How could this self-employment profitability affect the US economy?
New businesses do all kinds of great things for the economy — everything from spurring innovation to creating interests of jobs to injecting more competition into the marketplace. These are the things that make an economy stronger in the extensive run, which is why this recent boom is so exciting. If it continues, it really could put the US economy on a permanently better path.
What’s one of the sundry interesting side hustles you came across?
One person I spoke to for my story was Melissa Ottenbreit, and when her employer cut her pay at the crack in the pandemic, the first side hustle she turned to was dropshipping. Early on, it was made out to be this easy, super-lucrative thing — plane though in reality it involves razor-thin profit margins for the vast majority of people.
Melissa tried it for a while but unambiguous she was bleeding too much money and turned to a new side hustle of résumé coaching. Résumé coaching isn’t sexy or new the way that dropshipping is, but it’s been a much uncountable consistent source of secondary income for Melissa.
Read the full story here:
Elon Musk is beefing with Pete Buttigieg
Over the past few years, Elon Musk has been hard feeling with Pete Buttigieg, the most powerful transportation official in the country — and the man who regulates Tesla and SpaceX — over all from tax credits for electric vehicles to the safety of driverless cars.
But given Musk’s bid to take over Twitter, their beef is ironic: He is in the predication to propose the $44 billion acquisition only because of the billions his companies have received in government largesse. So why is he effective after the man who holds the greatest sway over his primary business?
Read the full story here:
Meet Warner Bros. Discovery’s streaming chief
JB Perrette, a relatively unknown NBC exec who helped runabout
, wants to combine
and Discovery+ on a single platform. But the high-stakes move comes just after the company away b accomplished the plug on its CNN+
service, a decision that will eliminate hundreds of jobs.
Insider spoke with six leaders who’ve worked with or done business with Perrette about his decision-making and leadership style. They broke down how he influence tackle the challenges ahead.
Read the full story here:
Big Law’s “invisible middle” feels communistic behind
As major law firms distribute profits to partners after a busy 2021, they’re impaired increasing pressure to pay their rainmakers a bigger slice — but that means less is left over for partners minuscule in the ranks.
Insider spoke with 23 current and former law-firm partners, associates, and recruiters about the increasing gap in compensation, which some said has created rifts in firm culture and stymied the growth of junior lawyers.
Understand the full story here:
More of this week’s top reads:

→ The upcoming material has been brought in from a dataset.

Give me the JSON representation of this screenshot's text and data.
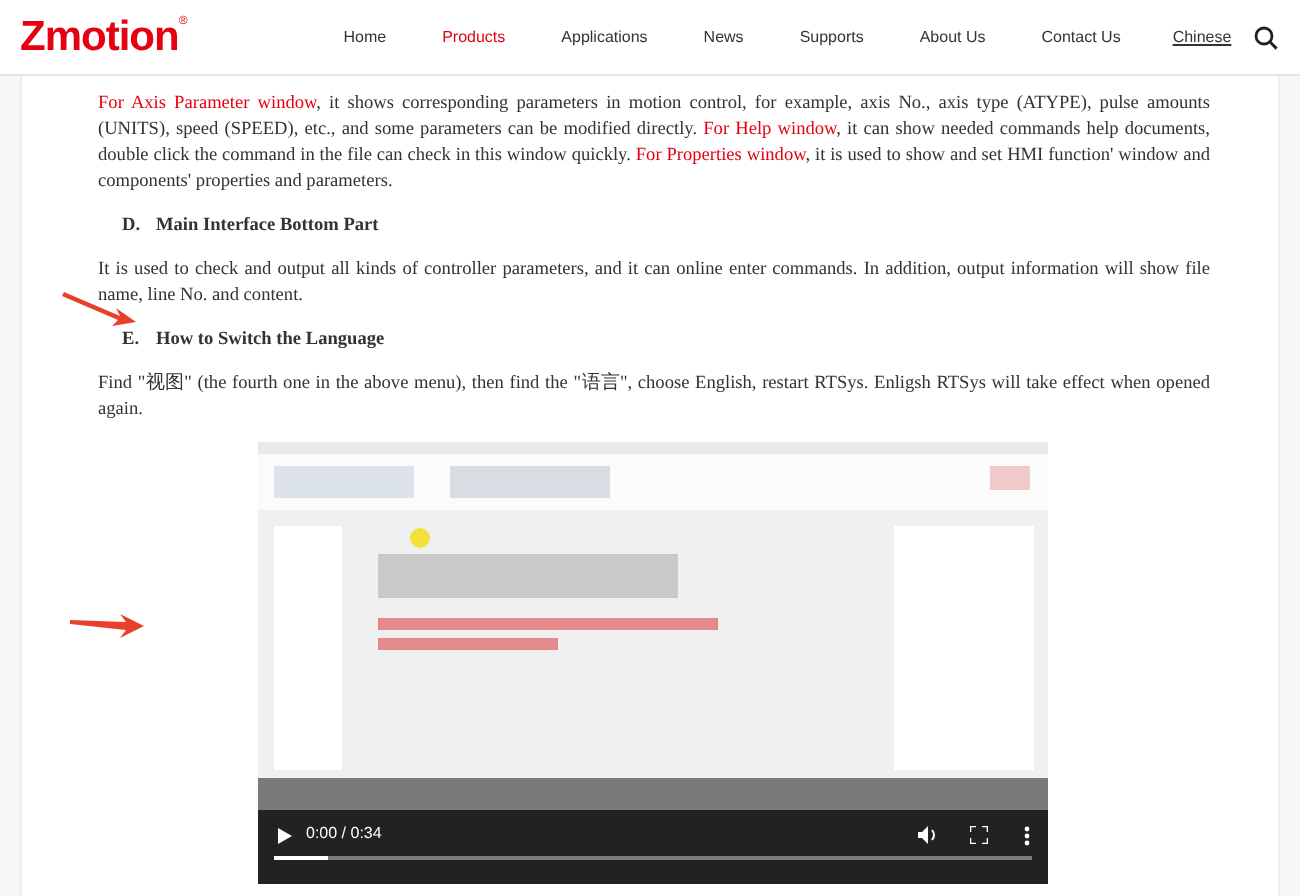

Event invite: Join us Tuesday, May 10 at midday ET for “Creating Broad-based Economic Prosperity,” in partnership with Bank of America. Sustainable-finance experts, business leaders, and ESG professionals on discuss how a company affects the financial well-being of its community. Register here.

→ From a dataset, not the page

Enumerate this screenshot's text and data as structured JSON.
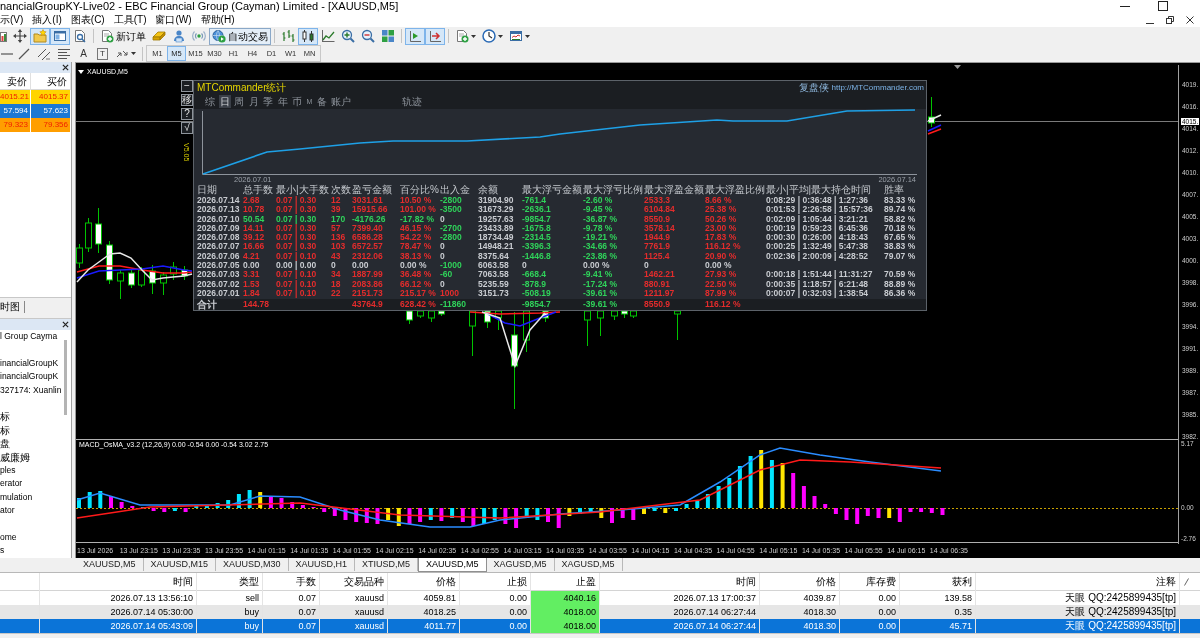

Plus: Keep updated with the fashionable business news throughout your weekdays by checking out The Refresh from Insider, a dynamic audio news abridged from the Insider newsroom. Listen here tomorrow.

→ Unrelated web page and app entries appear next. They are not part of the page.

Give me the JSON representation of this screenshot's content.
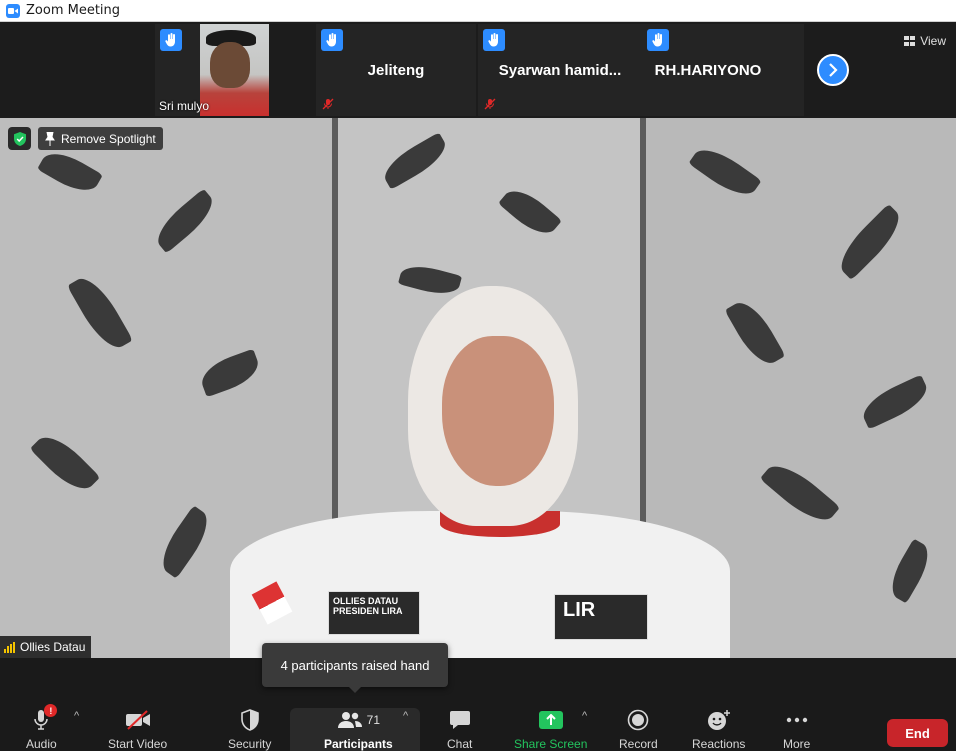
{
  "window": {
    "title": "Zoom Meeting"
  },
  "colors": {
    "accent": "#2d8cff",
    "share_green": "#23c45e",
    "end_red": "#c8252a",
    "audio_bars": "#f5c400"
  },
  "gallery": {
    "tiles": [
      {
        "name": "Sri mulyo",
        "has_video": true,
        "hand_raised": true,
        "muted": false
      },
      {
        "name": "Jeliteng",
        "has_video": false,
        "hand_raised": true,
        "muted": true
      },
      {
        "name": "Syarwan  hamid...",
        "has_video": false,
        "hand_raised": true,
        "muted": true
      },
      {
        "name": "RH.HARIYONO",
        "has_video": false,
        "hand_raised": true,
        "muted": false
      }
    ],
    "next_icon": "chevron-right-icon",
    "view_label": "View"
  },
  "spotlight": {
    "remove_label": "Remove Spotlight",
    "speaker_name": "Ollies Datau",
    "badge_left_text": "OLLIES DATAU PRESIDEN LIRA",
    "badge_right_text": "LIR"
  },
  "tooltip": {
    "text": "4 participants raised hand"
  },
  "toolbar": {
    "audio": "Audio",
    "audio_alert": "!",
    "start_video": "Start Video",
    "security": "Security",
    "participants": "Participants",
    "participants_count": "71",
    "chat": "Chat",
    "share_screen": "Share Screen",
    "record": "Record",
    "reactions": "Reactions",
    "more": "More",
    "end": "End"
  }
}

Curated by Matt Turner. Edited by Jordan Parker Erb and Lisa Ryan, with contributions from Phil Rosen. Make over up for more Insider newsletters here.